[The problem] When the string "handle" appears in a line of the records, show the whole line.

[Web page and app entries]
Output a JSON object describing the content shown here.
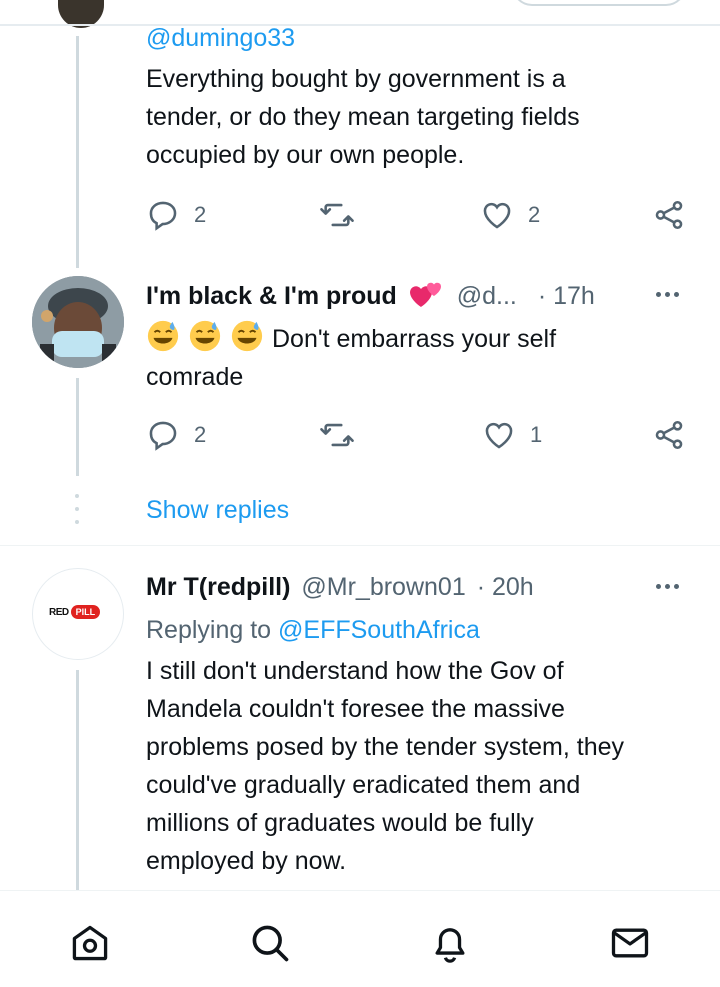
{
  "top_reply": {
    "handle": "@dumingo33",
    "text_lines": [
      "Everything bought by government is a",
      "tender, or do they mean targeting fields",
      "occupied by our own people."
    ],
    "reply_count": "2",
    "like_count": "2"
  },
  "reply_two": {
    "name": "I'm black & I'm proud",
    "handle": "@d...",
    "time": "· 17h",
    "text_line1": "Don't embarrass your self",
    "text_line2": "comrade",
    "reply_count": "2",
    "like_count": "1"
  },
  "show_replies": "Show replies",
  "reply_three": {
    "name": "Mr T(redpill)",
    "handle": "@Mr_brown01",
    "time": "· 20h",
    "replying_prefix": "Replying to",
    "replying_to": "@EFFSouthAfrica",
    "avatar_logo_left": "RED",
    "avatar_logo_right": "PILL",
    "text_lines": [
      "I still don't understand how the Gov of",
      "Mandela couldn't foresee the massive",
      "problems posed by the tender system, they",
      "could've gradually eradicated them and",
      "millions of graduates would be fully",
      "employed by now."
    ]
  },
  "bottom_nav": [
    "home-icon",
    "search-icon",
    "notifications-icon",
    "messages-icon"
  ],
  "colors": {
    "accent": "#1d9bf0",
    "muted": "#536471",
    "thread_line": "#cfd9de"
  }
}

[Result of this exercise]
    "handle": "@dumingo33",
    "handle": "@d...",
    "handle": "@Mr_brown01",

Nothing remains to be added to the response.